_Problem to work on:_
When copying the entries below, leave out every picture and keep the rest exact.

====== Records for the exercise

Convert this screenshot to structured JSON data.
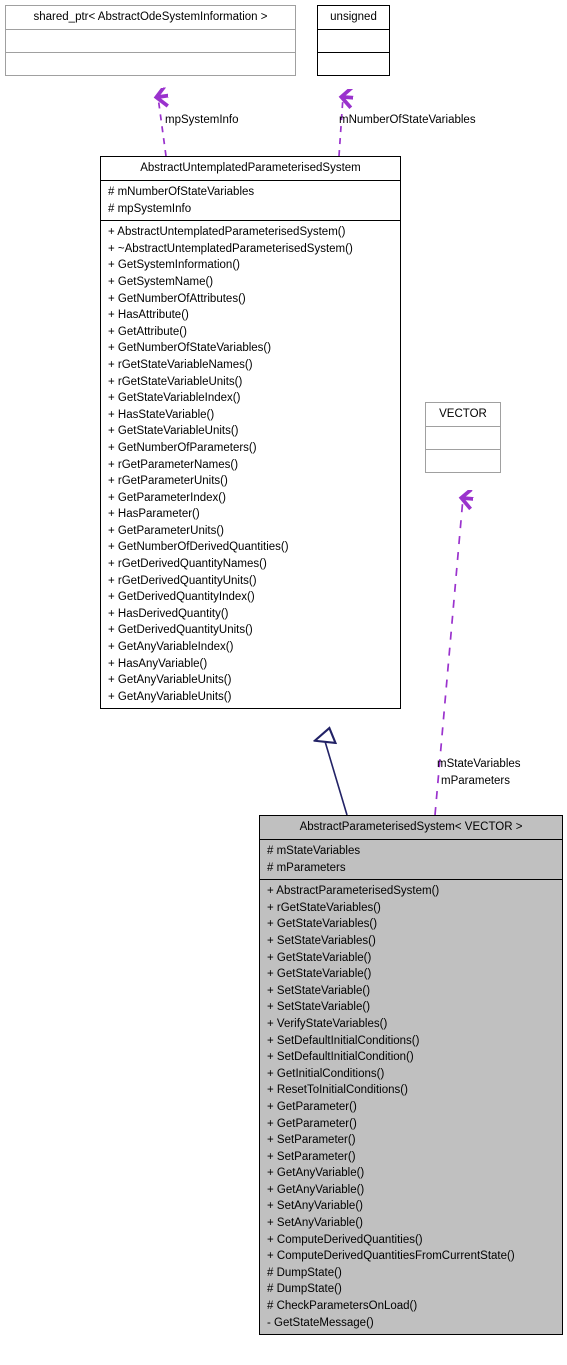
{
  "diagram": {
    "kind": "uml-class-diagram",
    "colors": {
      "dependency_arrow": "#9a32cd",
      "inheritance_arrow": "#222266",
      "filled_box_background": "#c0c0c0",
      "plain_box_border": "#a0a0a0",
      "strong_box_border": "#000000",
      "background": "#ffffff",
      "text": "#000000"
    }
  },
  "boxes": {
    "shared_ptr": {
      "title": "shared_ptr< AbstractOdeSystemInformation >",
      "attributes": [],
      "operations": []
    },
    "unsigned": {
      "title": "unsigned",
      "attributes": [],
      "operations": []
    },
    "vector": {
      "title": "VECTOR",
      "attributes": [],
      "operations": []
    },
    "base_class": {
      "title": "AbstractUntemplatedParameterisedSystem",
      "attributes": [
        "# mNumberOfStateVariables",
        "# mpSystemInfo"
      ],
      "operations": [
        "+ AbstractUntemplatedParameterisedSystem()",
        "+ ~AbstractUntemplatedParameterisedSystem()",
        "+ GetSystemInformation()",
        "+ GetSystemName()",
        "+ GetNumberOfAttributes()",
        "+ HasAttribute()",
        "+ GetAttribute()",
        "+ GetNumberOfStateVariables()",
        "+ rGetStateVariableNames()",
        "+ rGetStateVariableUnits()",
        "+ GetStateVariableIndex()",
        "+ HasStateVariable()",
        "+ GetStateVariableUnits()",
        "+ GetNumberOfParameters()",
        "+ rGetParameterNames()",
        "+ rGetParameterUnits()",
        "+ GetParameterIndex()",
        "+ HasParameter()",
        "+ GetParameterUnits()",
        "+ GetNumberOfDerivedQuantities()",
        "+ rGetDerivedQuantityNames()",
        "+ rGetDerivedQuantityUnits()",
        "+ GetDerivedQuantityIndex()",
        "+ HasDerivedQuantity()",
        "+ GetDerivedQuantityUnits()",
        "+ GetAnyVariableIndex()",
        "+ HasAnyVariable()",
        "+ GetAnyVariableUnits()",
        "+ GetAnyVariableUnits()"
      ]
    },
    "derived_class": {
      "title": "AbstractParameterisedSystem< VECTOR >",
      "attributes": [
        "# mStateVariables",
        "# mParameters"
      ],
      "operations": [
        "+ AbstractParameterisedSystem()",
        "+ rGetStateVariables()",
        "+ GetStateVariables()",
        "+ SetStateVariables()",
        "+ GetStateVariable()",
        "+ GetStateVariable()",
        "+ SetStateVariable()",
        "+ SetStateVariable()",
        "+ VerifyStateVariables()",
        "+ SetDefaultInitialConditions()",
        "+ SetDefaultInitialCondition()",
        "+ GetInitialConditions()",
        "+ ResetToInitialConditions()",
        "+ GetParameter()",
        "+ GetParameter()",
        "+ SetParameter()",
        "+ SetParameter()",
        "+ GetAnyVariable()",
        "+ GetAnyVariable()",
        "+ SetAnyVariable()",
        "+ SetAnyVariable()",
        "+ ComputeDerivedQuantities()",
        "+ ComputeDerivedQuantitiesFromCurrentState()",
        "# DumpState()",
        "# DumpState()",
        "# CheckParametersOnLoad()",
        "- GetStateMessage()"
      ]
    }
  },
  "edges": {
    "mp_system_info_label": "mpSystemInfo",
    "m_number_of_state_variables_label": "mNumberOfStateVariables",
    "m_state_variables_label": "mStateVariables",
    "m_parameters_label": "mParameters"
  }
}
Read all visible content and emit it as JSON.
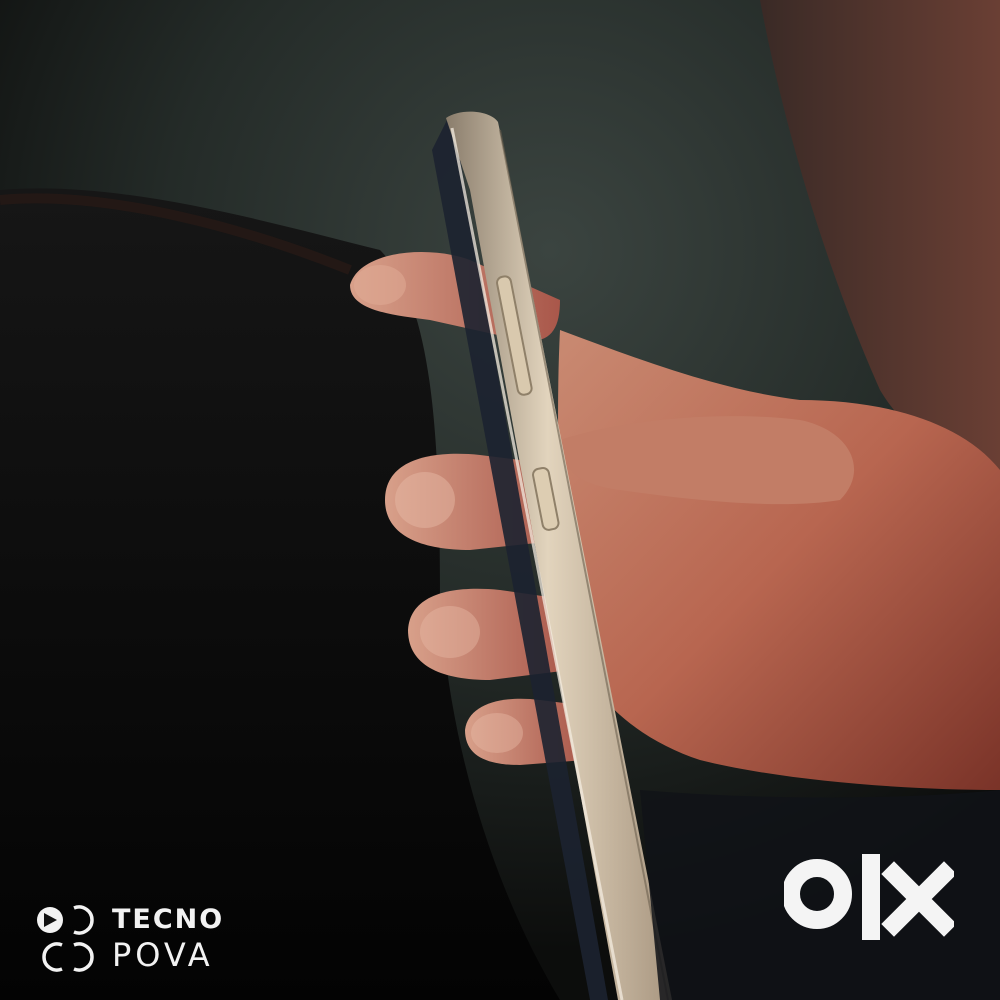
{
  "watermark": {
    "brand_line_1": "TECNO",
    "brand_line_2": "POVA",
    "icon": "tecno-camera-rings-icon"
  },
  "marketplace_logo": {
    "text": "OLX",
    "icon": "olx-logo-icon",
    "color": "#f4f4f4"
  },
  "colors": {
    "background": "#0b0b0b",
    "wall": "#2c3430",
    "skin": "#b76a52",
    "phone_frame": "#c9b9a0"
  }
}
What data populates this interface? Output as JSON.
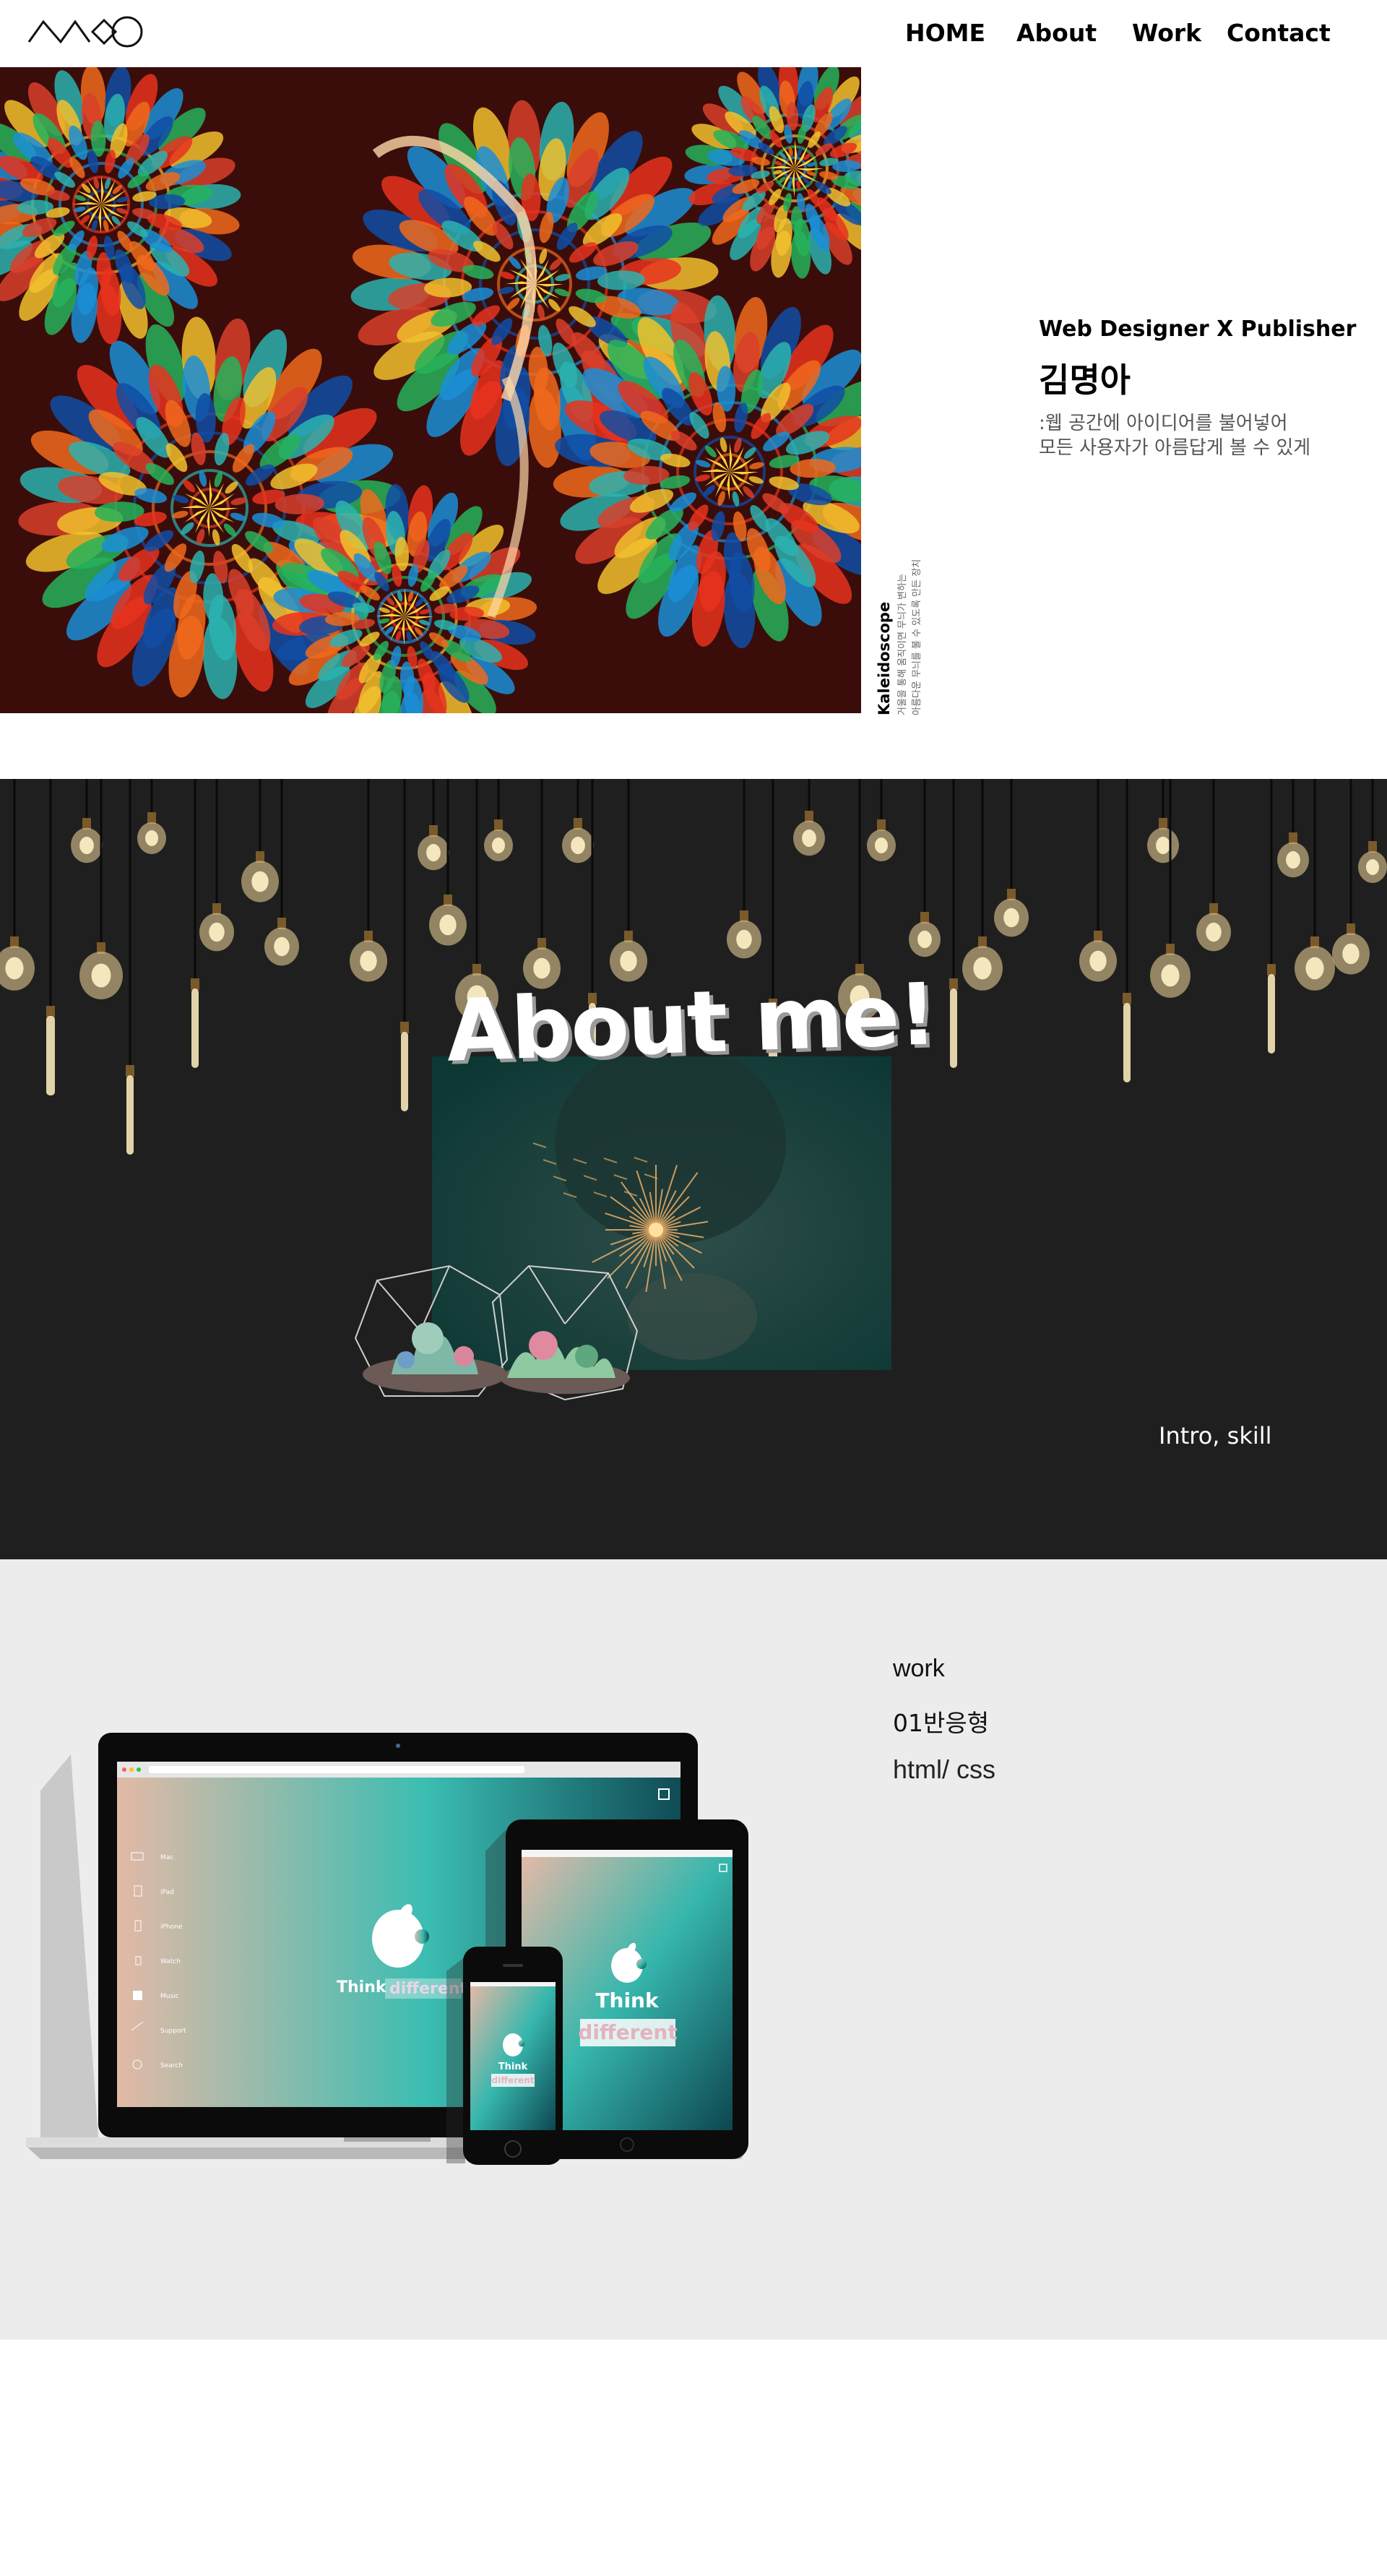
{
  "header": {
    "logo": "logo-icon",
    "nav": [
      {
        "label": "HOME"
      },
      {
        "label": "About"
      },
      {
        "label": "Work"
      },
      {
        "label": "Contact"
      }
    ]
  },
  "hero": {
    "image": "kaleidoscope-photo",
    "title": "Web Designer X Publisher",
    "name": "김명아",
    "description_lines": [
      ":웹 공간에 아이디어를 불어넣어",
      "모든 사용자가 아름답게 볼 수 있게"
    ],
    "vertical_title": "Kaleidoscope",
    "vertical_desc_lines": [
      "거울을 통해 움직이면 무늬가 변하는",
      "아름다운 무늬를 볼 수 있도록 만든 장치"
    ]
  },
  "about": {
    "background": "#1f1f1f",
    "heading": "About me!",
    "link": "Intro, skill"
  },
  "work": {
    "background": "#ececec",
    "label": "work",
    "number": "01반응형",
    "tech": "html/ css",
    "mockup": {
      "laptop_slogan_1": "Think",
      "laptop_slogan_2": "different",
      "tablet_slogan_1": "Think",
      "tablet_slogan_2": "different",
      "phone_slogan_1": "Think",
      "phone_slogan_2": "different",
      "sidebar_items": [
        "Mac",
        "iPad",
        "iPhone",
        "Watch",
        "Music",
        "Support",
        "Search"
      ]
    }
  }
}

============

_Response:_
Convert this screenshot to structured JSON data.
{
  "diagram": {
    "kind": "uml-class-diagram",
    "colors": {
      "dependency_arrow": "#9a32cd",
      "inheritance_arrow": "#222266",
      "filled_box_background": "#c0c0c0",
      "plain_box_border": "#a0a0a0",
      "strong_box_border": "#000000",
      "background": "#ffffff",
      "text": "#000000"
    }
  },
  "boxes": {
    "shared_ptr": {
      "title": "shared_ptr< AbstractOdeSystemInformation >",
      "attributes": [],
      "operations": []
    },
    "unsigned": {
      "title": "unsigned",
      "attributes": [],
      "operations": []
    },
    "vector": {
      "title": "VECTOR",
      "attributes": [],
      "operations": []
    },
    "base_class": {
      "title": "AbstractUntemplatedParameterisedSystem",
      "attributes": [
        "# mNumberOfStateVariables",
        "# mpSystemInfo"
      ],
      "operations": [
        "+ AbstractUntemplatedParameterisedSystem()",
        "+ ~AbstractUntemplatedParameterisedSystem()",
        "+ GetSystemInformation()",
        "+ GetSystemName()",
        "+ GetNumberOfAttributes()",
        "+ HasAttribute()",
        "+ GetAttribute()",
        "+ GetNumberOfStateVariables()",
        "+ rGetStateVariableNames()",
        "+ rGetStateVariableUnits()",
        "+ GetStateVariableIndex()",
        "+ HasStateVariable()",
        "+ GetStateVariableUnits()",
        "+ GetNumberOfParameters()",
        "+ rGetParameterNames()",
        "+ rGetParameterUnits()",
        "+ GetParameterIndex()",
        "+ HasParameter()",
        "+ GetParameterUnits()",
        "+ GetNumberOfDerivedQuantities()",
        "+ rGetDerivedQuantityNames()",
        "+ rGetDerivedQuantityUnits()",
        "+ GetDerivedQuantityIndex()",
        "+ HasDerivedQuantity()",
        "+ GetDerivedQuantityUnits()",
        "+ GetAnyVariableIndex()",
        "+ HasAnyVariable()",
        "+ GetAnyVariableUnits()",
        "+ GetAnyVariableUnits()"
      ]
    },
    "derived_class": {
      "title": "AbstractParameterisedSystem< VECTOR >",
      "attributes": [
        "# mStateVariables",
        "# mParameters"
      ],
      "operations": [
        "+ AbstractParameterisedSystem()",
        "+ rGetStateVariables()",
        "+ GetStateVariables()",
        "+ SetStateVariables()",
        "+ GetStateVariable()",
        "+ GetStateVariable()",
        "+ SetStateVariable()",
        "+ SetStateVariable()",
        "+ VerifyStateVariables()",
        "+ SetDefaultInitialConditions()",
        "+ SetDefaultInitialCondition()",
        "+ GetInitialConditions()",
        "+ ResetToInitialConditions()",
        "+ GetParameter()",
        "+ GetParameter()",
        "+ SetParameter()",
        "+ SetParameter()",
        "+ GetAnyVariable()",
        "+ GetAnyVariable()",
        "+ SetAnyVariable()",
        "+ SetAnyVariable()",
        "+ ComputeDerivedQuantities()",
        "+ ComputeDerivedQuantitiesFromCurrentState()",
        "# DumpState()",
        "# DumpState()",
        "# CheckParametersOnLoad()",
        "- GetStateMessage()"
      ]
    }
  },
  "edges": {
    "mp_system_info_label": "mpSystemInfo",
    "m_number_of_state_variables_label": "mNumberOfStateVariables",
    "m_state_variables_label": "mStateVariables",
    "m_parameters_label": "mParameters"
  }
}
Read all visible content and emit it as JSON.
{
  "watermark": {
    "brand_line_1": "TECNO",
    "brand_line_2": "POVA",
    "icon": "tecno-camera-rings-icon"
  },
  "marketplace_logo": {
    "text": "OLX",
    "icon": "olx-logo-icon",
    "color": "#f4f4f4"
  },
  "colors": {
    "background": "#0b0b0b",
    "wall": "#2c3430",
    "skin": "#b76a52",
    "phone_frame": "#c9b9a0"
  }
}
What data populates this interface? Output as JSON.
{
  "header": {
    "logo": "logo-icon",
    "nav": [
      {
        "label": "HOME"
      },
      {
        "label": "About"
      },
      {
        "label": "Work"
      },
      {
        "label": "Contact"
      }
    ]
  },
  "hero": {
    "image": "kaleidoscope-photo",
    "title": "Web Designer X Publisher",
    "name": "김명아",
    "description_lines": [
      ":웹 공간에 아이디어를 불어넣어",
      "모든 사용자가 아름답게 볼 수 있게"
    ],
    "vertical_title": "Kaleidoscope",
    "vertical_desc_lines": [
      "거울을 통해 움직이면 무늬가 변하는",
      "아름다운 무늬를 볼 수 있도록 만든 장치"
    ]
  },
  "about": {
    "background": "#1f1f1f",
    "heading": "About me!",
    "link": "Intro, skill"
  },
  "work": {
    "background": "#ececec",
    "label": "work",
    "number": "01반응형",
    "tech": "html/ css",
    "mockup": {
      "laptop_slogan_1": "Think",
      "laptop_slogan_2": "different",
      "tablet_slogan_1": "Think",
      "tablet_slogan_2": "different",
      "phone_slogan_1": "Think",
      "phone_slogan_2": "different",
      "sidebar_items": [
        "Mac",
        "iPad",
        "iPhone",
        "Watch",
        "Music",
        "Support",
        "Search"
      ]
    }
  }
}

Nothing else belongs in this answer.